Campus Watch

Former Abortion Nurse At Steubenville

FRANCISCAN UNIVERSITY OF STEUBENVILLE, Jan. 16 — The Franciscan University of Steubenville marked the 28th anniversary of Roe v. Wade with a pro-life memorial service and an unusual speaker, the university announced. The speaker, Joan Appleton, is a registered nurse who assisted in over 10,000 abortions during the 1980s. Appleton was head nurse at a Washington, D.C.-area abortion business. But encounters with pro-life people led her to reconsider and eventually abandon her pro-abortion stance. She now directs Centurions, an outreach program offering guidance to abortion practitioners who have left or are considering leaving the abortion business.

Appleton discussed why she left the abortion business, as well as post-abortion trauma and other psychological and spiritual aspects of abortion. The memorial service then concluded with a candlelight procession to the nearby Tomb of the Unborn Child, where seven aborted infants are buried.

Focusing on Christ

LINCOLN JOURNAL STAR, Jan. 14 — The Nebraska daily profiled Curtis Martin, a cradle Catholic who fell away from the Church and spent his high school years partying. He went on to Louisiana State University — considered one of the nation's top “party schools.”

But instead of spending all his nights around a beer keg, he began to read a Bible his mother had given him. He returned to Christ, and, he said, “began to have more fun with my friends in college, with Christ-centered relationships, than I ever had before.”

To help students, in 1997 he founded the Fellowship of Catholic University Students, or FOCUS. It began with 24 students, but now has over 600 members on campuses in Kansas, Nebraska, Colorado, Illinois and Michigan.

The group recently held a Catholic student leadership conference at the University of Nebraska-Lincoln, which drew 200 students. FOCUS reaches out to both Catholics and non-Catholics. Martin said the group used techniques adapted from evangelical Protestants, but stayed faithful to Catholic teaching.

The daylong conference featured workshops like “Leading a Bible Study” and “The Big Three — Chastity, Sobriety and Excellence.”

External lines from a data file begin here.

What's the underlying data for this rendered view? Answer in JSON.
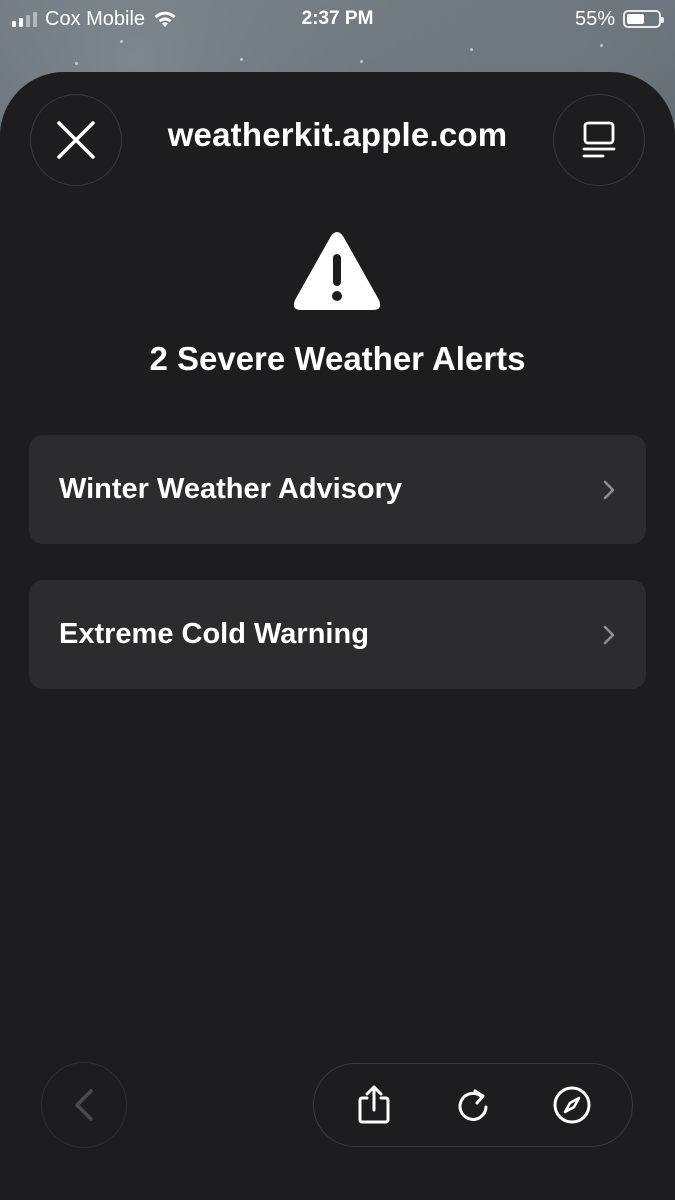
{
  "status_bar": {
    "carrier": "Cox Mobile",
    "time": "2:37 PM",
    "battery_percent": "55%",
    "battery_level": 0.55,
    "signal_bars_active": 2,
    "icons": [
      "signal-icon",
      "wifi-icon",
      "battery-icon"
    ]
  },
  "header": {
    "site": "weatherkit.apple.com",
    "close_icon": "close-icon",
    "reader_icon": "reader-view-icon"
  },
  "alerts": {
    "icon": "warning-triangle-icon",
    "heading": "2 Severe Weather Alerts",
    "items": [
      {
        "label": "Winter Weather Advisory"
      },
      {
        "label": "Extreme Cold Warning"
      }
    ]
  },
  "toolbar": {
    "back_icon": "chevron-left-icon",
    "share_icon": "share-icon",
    "reload_icon": "reload-icon",
    "safari_icon": "compass-icon"
  },
  "colors": {
    "sheet_bg": "#1d1d1f",
    "row_bg": "#2c2c2e",
    "text": "#ffffff",
    "chevron": "#8e8e93"
  }
}
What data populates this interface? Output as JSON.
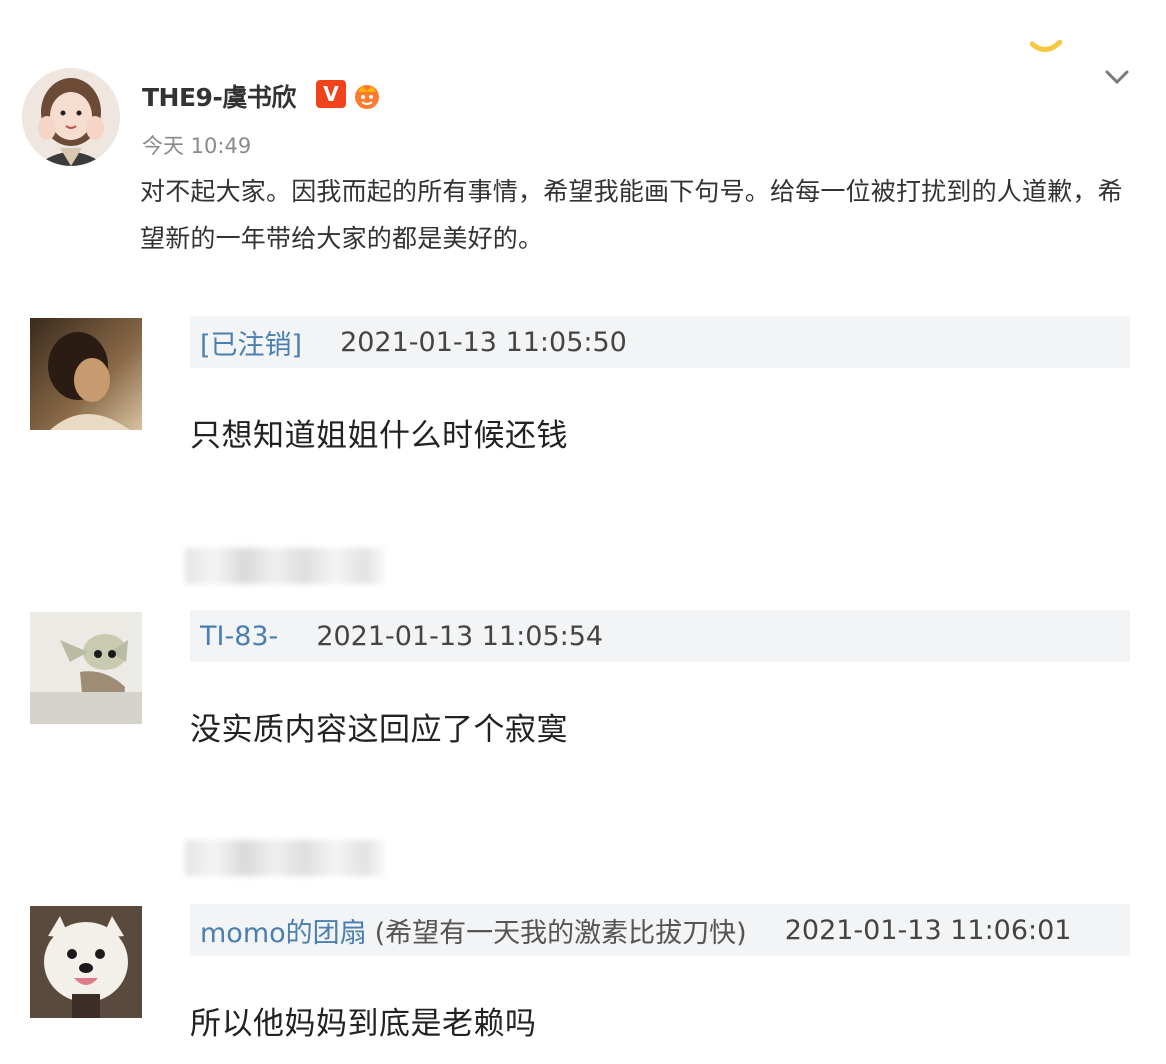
{
  "post": {
    "author": "THE9-虞书欣",
    "verified_badge": "V",
    "time": "今天 10:49",
    "text": "对不起大家。因我而起的所有事情，希望我能画下句号。给每一位被打扰到的人道歉，希望新的一年带给大家的都是美好的。"
  },
  "comments": [
    {
      "user": "[已注销]",
      "note": "",
      "time": "2021-01-13 11:05:50",
      "text": "只想知道姐姐什么时候还钱",
      "avatar_icon": "silhouette-portrait"
    },
    {
      "user": "TI-83-",
      "note": "",
      "time": "2021-01-13 11:05:54",
      "text": "没实质内容这回应了个寂寞",
      "avatar_icon": "baby-yoda-figure"
    },
    {
      "user": "momo的团扇",
      "note": "(希望有一天我的激素比拔刀快)",
      "time": "2021-01-13 11:06:01",
      "text": "所以他妈妈到底是老赖吗",
      "avatar_icon": "samoyed-dog"
    }
  ],
  "colors": {
    "username": "#4a7fb0",
    "badge": "#f0431b",
    "comment_header_bg": "#f2f4f5"
  }
}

Renowned Dallas Professor Dies

UNIVERSITY OF DALLAS, Jan. 5 — The University of Dallas announced that on Dec. 31 it lost Dr. William Farmer, an adjunct professor of theology, to complications from prostate cancer.

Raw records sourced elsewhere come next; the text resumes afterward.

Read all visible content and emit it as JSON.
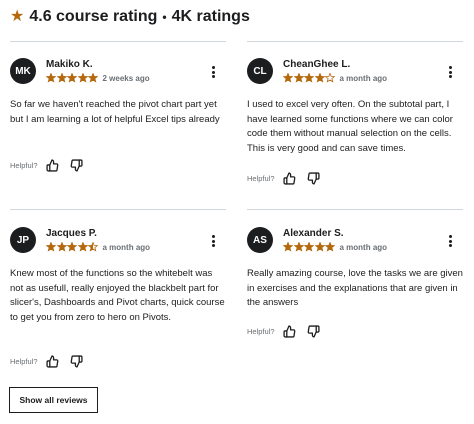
{
  "header": {
    "rating_text": "4.6 course rating",
    "separator": "•",
    "ratings_count_text": "4K ratings",
    "icon": "star-icon",
    "star_color": "#b4690e"
  },
  "reviews": [
    {
      "initials": "MK",
      "name": "Makiko K.",
      "rating": 5,
      "time": "2 weeks ago",
      "text": "So far we haven't reached the pivot chart part yet but I am learning a lot of helpful Excel tips already",
      "helpful_label": "Helpful?"
    },
    {
      "initials": "CL",
      "name": "CheanGhee L.",
      "rating": 4,
      "time": "a month ago",
      "text": "I used to excel very often. On the subtotal part, I have learned some functions where we can color code them without manual selection on the cells. This is very good and can save times.",
      "helpful_label": "Helpful?"
    },
    {
      "initials": "JP",
      "name": "Jacques P.",
      "rating": 4.5,
      "time": "a month ago",
      "text": "Knew most of the functions so the whitebelt was not as usefull, really enjoyed the blackbelt part for slicer's, Dashboards and Pivot charts, quick course to get you from zero to hero on Pivots.",
      "helpful_label": "Helpful?"
    },
    {
      "initials": "AS",
      "name": "Alexander S.",
      "rating": 5,
      "time": "a month ago",
      "text": "Really amazing course, love the tasks we are given in exercises and the explanations that are given in the answers",
      "helpful_label": "Helpful?"
    }
  ],
  "show_all_label": "Show all reviews",
  "colors": {
    "text": "#1c1d1f",
    "muted": "#6a6f73",
    "star": "#b4690e",
    "divider": "#d1d7dc",
    "avatar_bg": "#1c1d1f"
  }
}
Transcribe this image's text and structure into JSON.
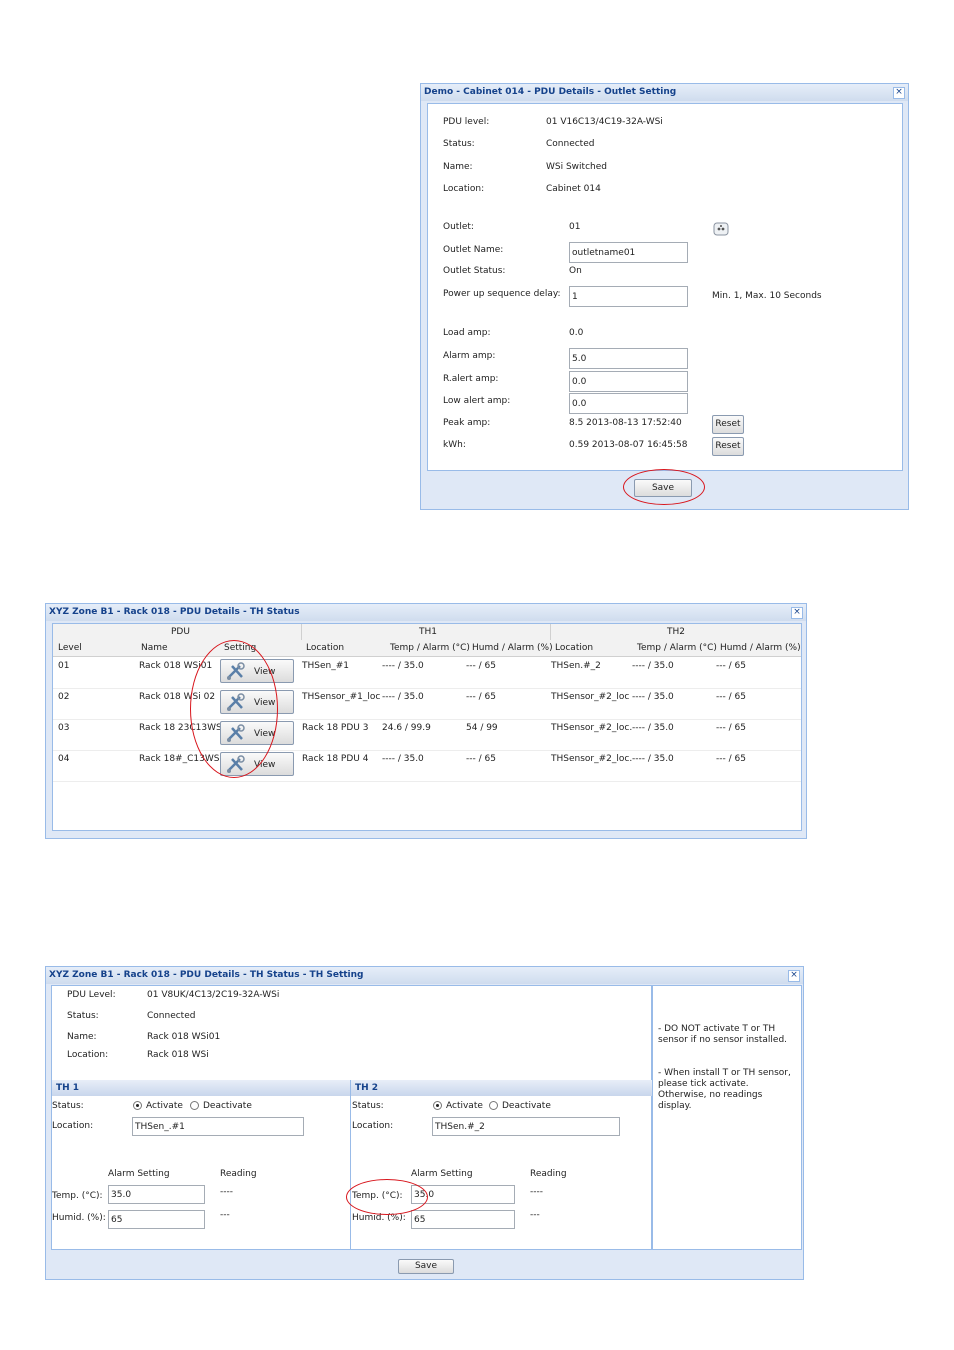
{
  "win1": {
    "title": "Demo - Cabinet 014 - PDU Details - Outlet Setting",
    "close": "×",
    "pdu_level_label": "PDU level:",
    "pdu_level": "01 V16C13/4C19-32A-WSi",
    "status_label": "Status:",
    "status": "Connected",
    "name_label": "Name:",
    "name": "WSi Switched",
    "location_label": "Location:",
    "location": "Cabinet 014",
    "outlet_label": "Outlet:",
    "outlet": "01",
    "outlet_icon": "power-socket-icon",
    "outlet_name_label": "Outlet Name:",
    "outlet_name": "outletname01",
    "outlet_status_label": "Outlet Status:",
    "outlet_status": "On",
    "power_delay_label": "Power up sequence delay:",
    "power_delay": "1",
    "power_delay_hint": "Min. 1, Max. 10 Seconds",
    "load_amp_label": "Load amp:",
    "load_amp": "0.0",
    "alarm_amp_label": "Alarm amp:",
    "alarm_amp": "5.0",
    "ralert_amp_label": "R.alert amp:",
    "ralert_amp": "0.0",
    "low_alert_label": "Low alert amp:",
    "low_alert": "0.0",
    "peak_amp_label": "Peak amp:",
    "peak_amp": "8.5 2013-08-13 17:52:40",
    "kwh_label": "kWh:",
    "kwh": "0.59 2013-08-07 16:45:58",
    "reset_label": "Reset",
    "save_label": "Save"
  },
  "win2": {
    "title": "XYZ Zone B1 - Rack 018 - PDU Details - TH Status",
    "close": "×",
    "groups": [
      "PDU",
      "TH1",
      "TH2"
    ],
    "headers": [
      "Level",
      "Name",
      "Setting",
      "Location",
      "Temp / Alarm (°C)",
      "Humd / Alarm (%)",
      "Location",
      "Temp / Alarm (°C)",
      "Humd / Alarm (%)"
    ],
    "view_label": "View",
    "rows": [
      {
        "level": "01",
        "name": "Rack 018 WSi01",
        "loc1": "THSen_#1",
        "temp1": "---- / 35.0",
        "humd1": "--- / 65",
        "loc2": "THSen.#_2",
        "temp2": "---- / 35.0",
        "humd2": "--- / 65"
      },
      {
        "level": "02",
        "name": "Rack 018 WSi 02",
        "loc1": "THSensor_#1_loc",
        "temp1": "---- / 35.0",
        "humd1": "--- / 65",
        "loc2": "THSensor_#2_loc",
        "temp2": "---- / 35.0",
        "humd2": "--- / 65"
      },
      {
        "level": "03",
        "name": "Rack 18 23C13WSi",
        "loc1": "Rack 18 PDU 3",
        "temp1": "24.6 / 99.9",
        "humd1": "54 / 99",
        "loc2": "THSensor_#2_loc.",
        "temp2": "---- / 35.0",
        "humd2": "--- / 65"
      },
      {
        "level": "04",
        "name": "Rack 18#_C13WSi",
        "loc1": "Rack 18 PDU 4",
        "temp1": "---- / 35.0",
        "humd1": "--- / 65",
        "loc2": "THSensor_#2_loc.",
        "temp2": "---- / 35.0",
        "humd2": "--- / 65"
      }
    ]
  },
  "win3": {
    "title": "XYZ Zone B1 - Rack 018 - PDU Details - TH Status - TH Setting",
    "close": "×",
    "pdu_level_label": "PDU Level:",
    "pdu_level": "01 V8UK/4C13/2C19-32A-WSi",
    "status_label": "Status:",
    "status": "Connected",
    "name_label": "Name:",
    "name": "Rack 018 WSi01",
    "location_label": "Location:",
    "location": "Rack 018 WSi",
    "note1": "- DO NOT activate T or TH sensor if no sensor installed.",
    "note2": "- When install T or TH sensor, please tick activate. Otherwise, no readings display.",
    "th1": {
      "header": "TH 1",
      "status_label": "Status:",
      "activate": "Activate",
      "deactivate": "Deactivate",
      "location_label": "Location:",
      "location": "THSen_.#1",
      "alarm_setting": "Alarm Setting",
      "reading": "Reading",
      "temp_label": "Temp. (°C):",
      "temp": "35.0",
      "temp_reading": "----",
      "humid_label": "Humid. (%):",
      "humid": "65",
      "humid_reading": "---"
    },
    "th2": {
      "header": "TH 2",
      "status_label": "Status:",
      "activate": "Activate",
      "deactivate": "Deactivate",
      "location_label": "Location:",
      "location": "THSen.#_2",
      "alarm_setting": "Alarm Setting",
      "reading": "Reading",
      "temp_label": "Temp. (°C):",
      "temp": "35.0",
      "temp_reading": "----",
      "humid_label": "Humid. (%):",
      "humid": "65",
      "humid_reading": "---"
    },
    "save_label": "Save"
  }
}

Farmer was senior editor of the ecumenical International Bible Commentary, a volume drawing together the work of 118 scholars. “Dr. Farmer provided a strong ecumenical presence at the University of Dallas,” said Glenn Thurow, the university's provost.

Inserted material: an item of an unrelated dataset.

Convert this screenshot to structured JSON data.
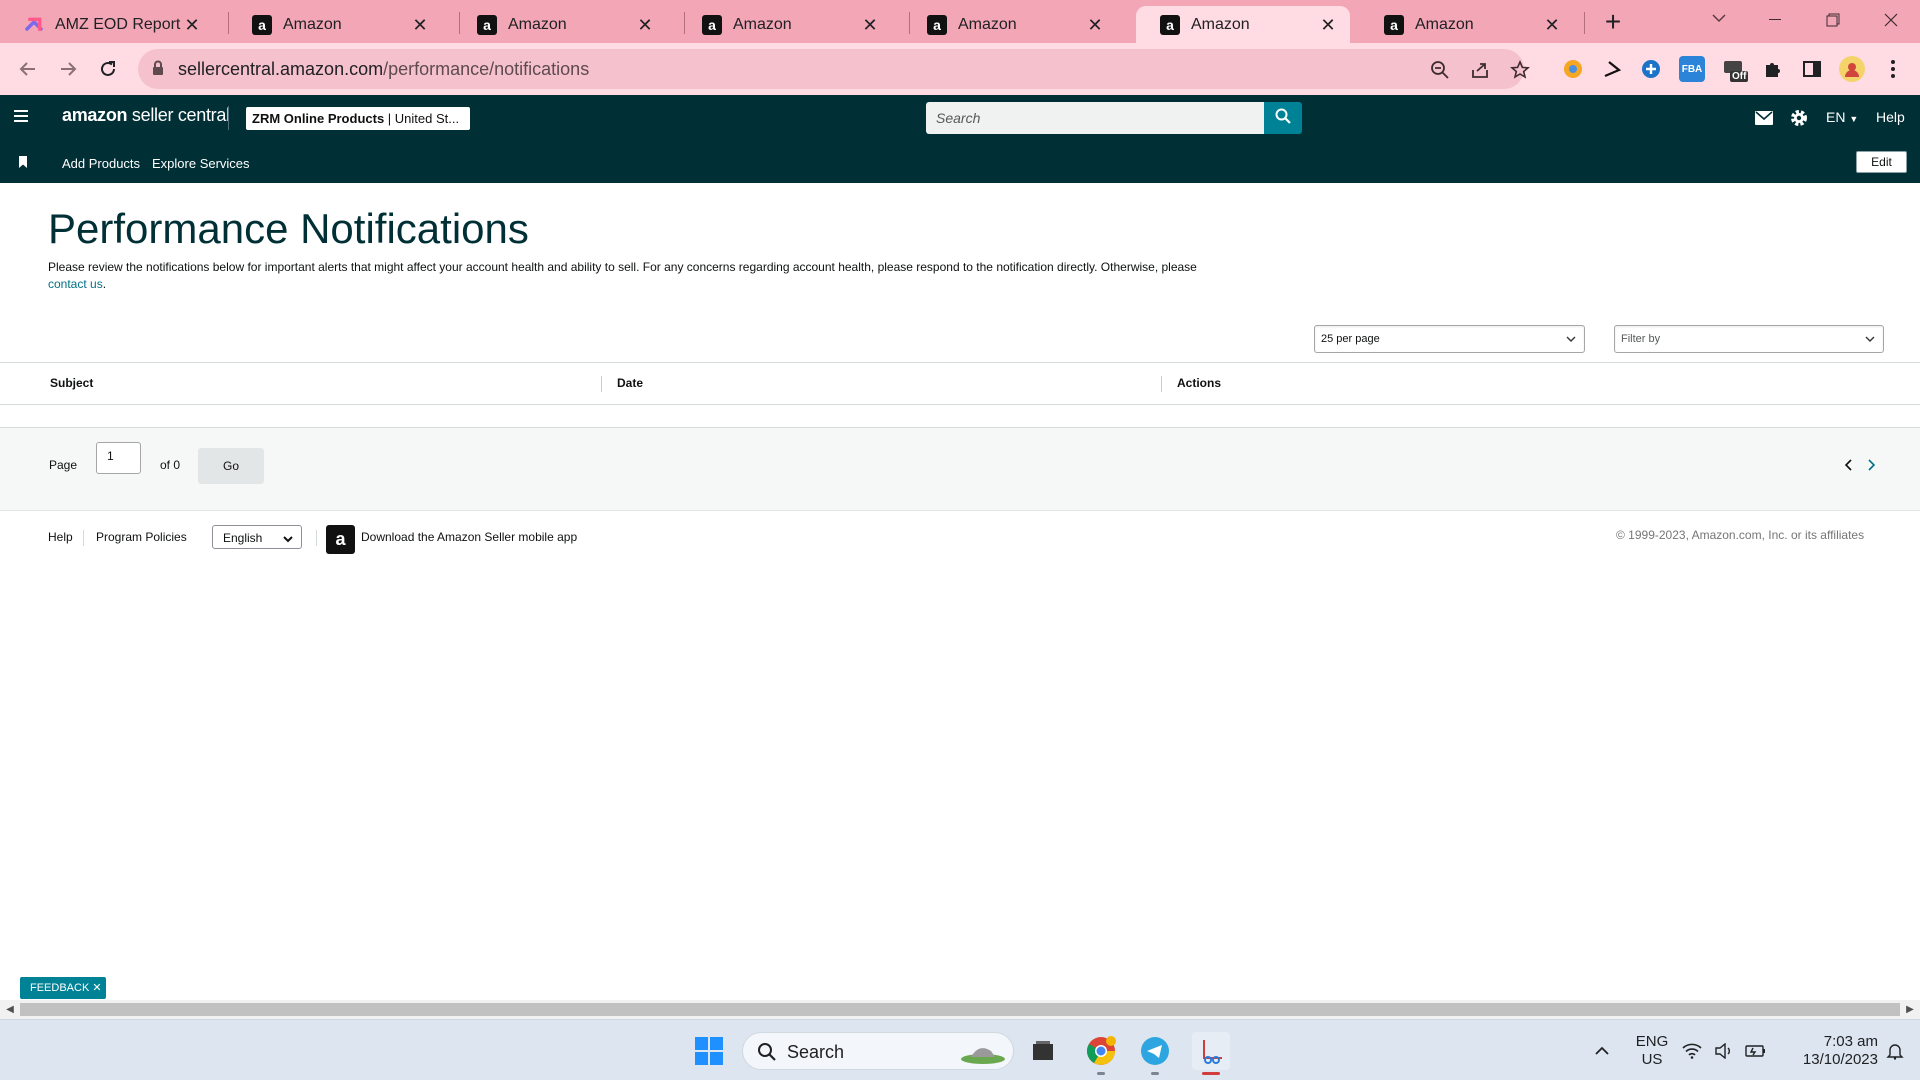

Farmer had taught at the school since 1991, when he retired from Perkins School of Theology, Southern Methodist University. He is survived by his wife of 54 years, the former Nell Cochran.